EXERCISE BRIEF:
Beginning with the line that holds "Output a JSON", copy each line exactly through the end of the entries, but leave the pictures out.

DATA SECTION:

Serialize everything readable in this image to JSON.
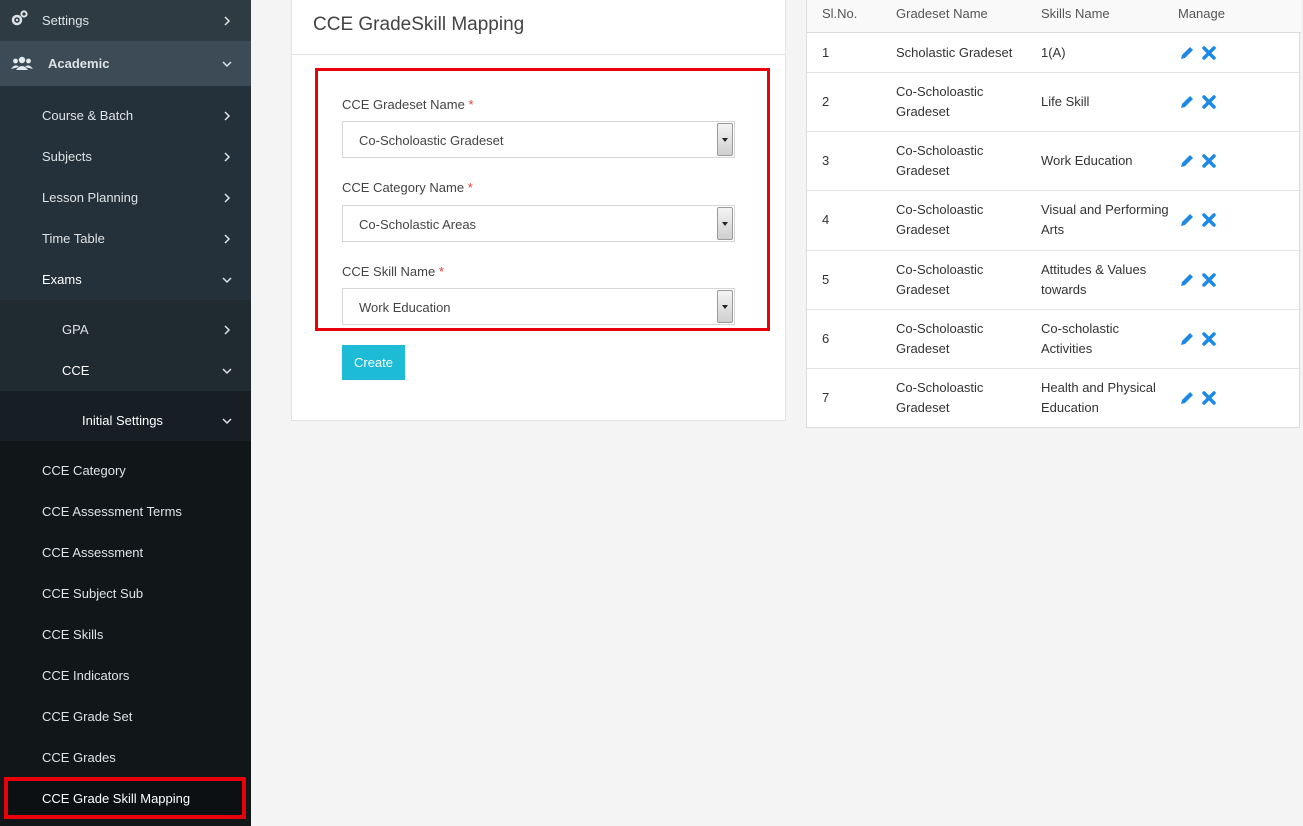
{
  "sidebar": {
    "settings": "Settings",
    "academic": "Academic",
    "course_batch": "Course & Batch",
    "subjects": "Subjects",
    "lesson_planning": "Lesson Planning",
    "time_table": "Time Table",
    "exams": "Exams",
    "gpa": "GPA",
    "cce": "CCE",
    "initial_settings": "Initial Settings",
    "cce_items": [
      "CCE Category",
      "CCE Assessment Terms",
      "CCE Assessment",
      "CCE Subject Sub",
      "CCE Skills",
      "CCE Indicators",
      "CCE Grade Set",
      "CCE Grades",
      "CCE Grade Skill Mapping"
    ],
    "icons": {
      "settings": "gears-icon",
      "academic": "users-icon"
    }
  },
  "form": {
    "title": "CCE GradeSkill Mapping",
    "required_mark": "*",
    "gradeset_label": "CCE Gradeset Name",
    "gradeset_value": "Co-Scholoastic Gradeset",
    "category_label": "CCE Category Name",
    "category_value": "Co-Scholastic Areas",
    "skill_label": "CCE Skill Name",
    "skill_value": "Work Education",
    "create_label": "Create"
  },
  "table": {
    "headers": [
      "Sl.No.",
      "Gradeset Name",
      "Skills Name",
      "Manage"
    ],
    "rows": [
      {
        "sl": "1",
        "gradeset": "Scholastic Gradeset",
        "skill": "1(A)"
      },
      {
        "sl": "2",
        "gradeset": "Co-Scholoastic Gradeset",
        "skill": "Life Skill"
      },
      {
        "sl": "3",
        "gradeset": "Co-Scholoastic Gradeset",
        "skill": "Work Education"
      },
      {
        "sl": "4",
        "gradeset": "Co-Scholoastic Gradeset",
        "skill": "Visual and Performing Arts"
      },
      {
        "sl": "5",
        "gradeset": "Co-Scholoastic Gradeset",
        "skill": "Attitudes & Values towards"
      },
      {
        "sl": "6",
        "gradeset": "Co-Scholoastic Gradeset",
        "skill": "Co-scholastic Activities"
      },
      {
        "sl": "7",
        "gradeset": "Co-Scholoastic Gradeset",
        "skill": "Health and Physical Education"
      }
    ]
  },
  "colors": {
    "accent": "#1ebbd7",
    "highlight": "#e8000b",
    "action_blue": "#1e88e5"
  }
}
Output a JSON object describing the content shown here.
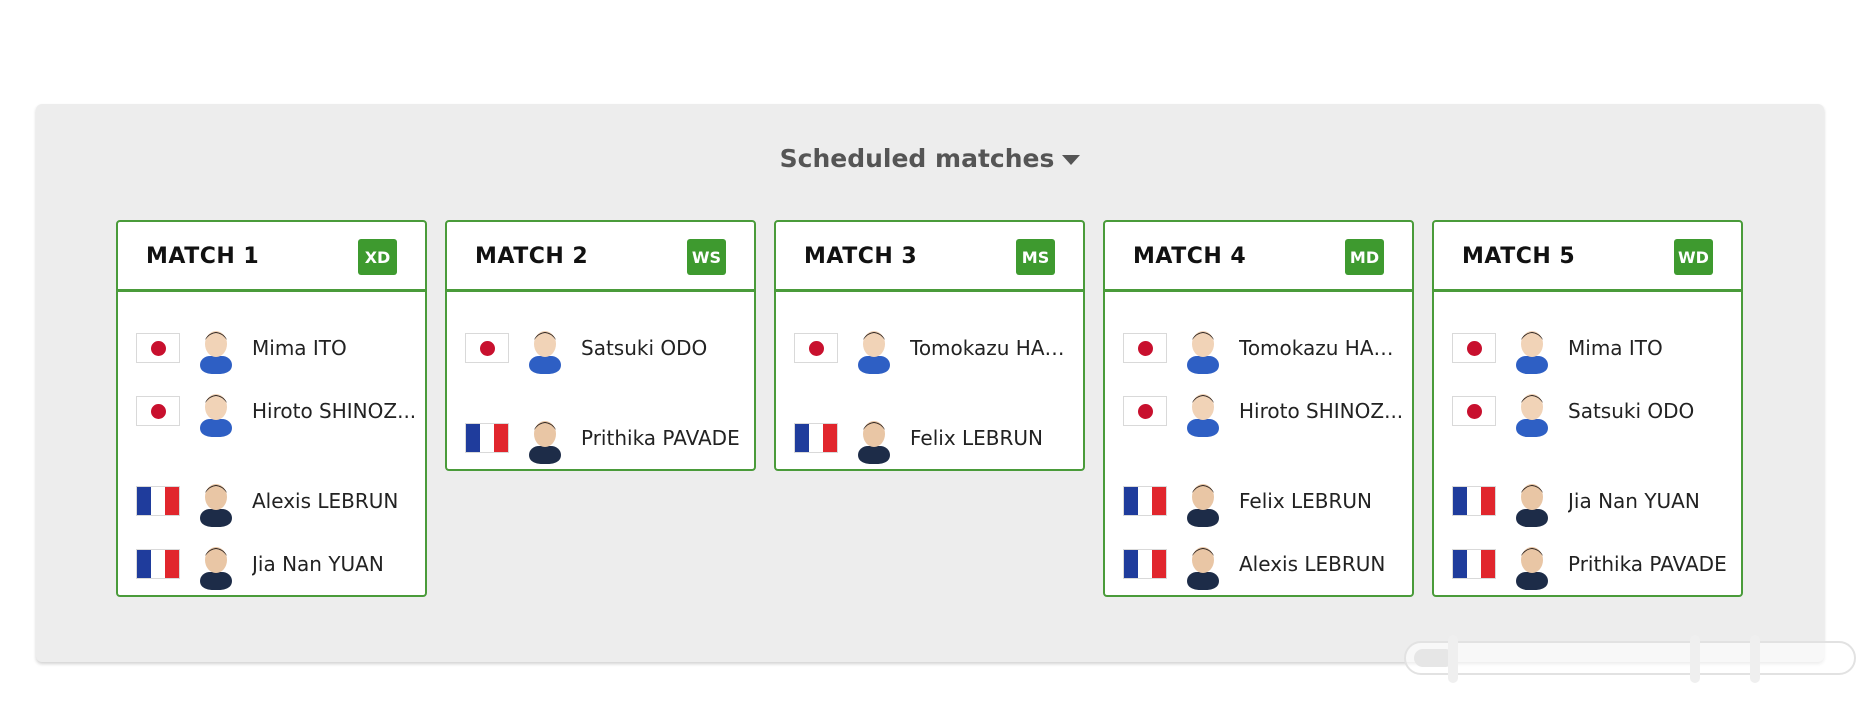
{
  "section": {
    "title": "Scheduled matches"
  },
  "flags": {
    "jp": "japan-flag",
    "fr": "france-flag"
  },
  "colors": {
    "accent_green": "#3e9a2f",
    "card_border": "#4a9b3a",
    "panel_bg": "#ededed"
  },
  "matches": [
    {
      "title": "MATCH 1",
      "badge": "XD",
      "players": [
        {
          "name": "Mima ITO",
          "country": "jp"
        },
        {
          "name": "Hiroto SHINOZ...",
          "country": "jp"
        },
        {
          "name": "Alexis LEBRUN",
          "country": "fr"
        },
        {
          "name": "Jia Nan YUAN",
          "country": "fr"
        }
      ]
    },
    {
      "title": "MATCH 2",
      "badge": "WS",
      "players": [
        {
          "name": "Satsuki ODO",
          "country": "jp"
        },
        {
          "name": "Prithika PAVADE",
          "country": "fr"
        }
      ]
    },
    {
      "title": "MATCH 3",
      "badge": "MS",
      "players": [
        {
          "name": "Tomokazu HARI...",
          "country": "jp"
        },
        {
          "name": "Felix LEBRUN",
          "country": "fr"
        }
      ]
    },
    {
      "title": "MATCH 4",
      "badge": "MD",
      "players": [
        {
          "name": "Tomokazu HARI...",
          "country": "jp"
        },
        {
          "name": "Hiroto SHINOZ...",
          "country": "jp"
        },
        {
          "name": "Felix LEBRUN",
          "country": "fr"
        },
        {
          "name": "Alexis LEBRUN",
          "country": "fr"
        }
      ]
    },
    {
      "title": "MATCH 5",
      "badge": "WD",
      "players": [
        {
          "name": "Mima ITO",
          "country": "jp"
        },
        {
          "name": "Satsuki ODO",
          "country": "jp"
        },
        {
          "name": "Jia Nan YUAN",
          "country": "fr"
        },
        {
          "name": "Prithika PAVADE",
          "country": "fr"
        }
      ]
    }
  ]
}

FINISHED EXERCISE:
Output a JSON object describing the content shown here.
{
  "section": {
    "title": "Scheduled matches"
  },
  "flags": {
    "jp": "japan-flag",
    "fr": "france-flag"
  },
  "colors": {
    "accent_green": "#3e9a2f",
    "card_border": "#4a9b3a",
    "panel_bg": "#ededed"
  },
  "matches": [
    {
      "title": "MATCH 1",
      "badge": "XD",
      "players": [
        {
          "name": "Mima ITO",
          "country": "jp"
        },
        {
          "name": "Hiroto SHINOZ...",
          "country": "jp"
        },
        {
          "name": "Alexis LEBRUN",
          "country": "fr"
        },
        {
          "name": "Jia Nan YUAN",
          "country": "fr"
        }
      ]
    },
    {
      "title": "MATCH 2",
      "badge": "WS",
      "players": [
        {
          "name": "Satsuki ODO",
          "country": "jp"
        },
        {
          "name": "Prithika PAVADE",
          "country": "fr"
        }
      ]
    },
    {
      "title": "MATCH 3",
      "badge": "MS",
      "players": [
        {
          "name": "Tomokazu HARI...",
          "country": "jp"
        },
        {
          "name": "Felix LEBRUN",
          "country": "fr"
        }
      ]
    },
    {
      "title": "MATCH 4",
      "badge": "MD",
      "players": [
        {
          "name": "Tomokazu HARI...",
          "country": "jp"
        },
        {
          "name": "Hiroto SHINOZ...",
          "country": "jp"
        },
        {
          "name": "Felix LEBRUN",
          "country": "fr"
        },
        {
          "name": "Alexis LEBRUN",
          "country": "fr"
        }
      ]
    },
    {
      "title": "MATCH 5",
      "badge": "WD",
      "players": [
        {
          "name": "Mima ITO",
          "country": "jp"
        },
        {
          "name": "Satsuki ODO",
          "country": "jp"
        },
        {
          "name": "Jia Nan YUAN",
          "country": "fr"
        },
        {
          "name": "Prithika PAVADE",
          "country": "fr"
        }
      ]
    }
  ]
}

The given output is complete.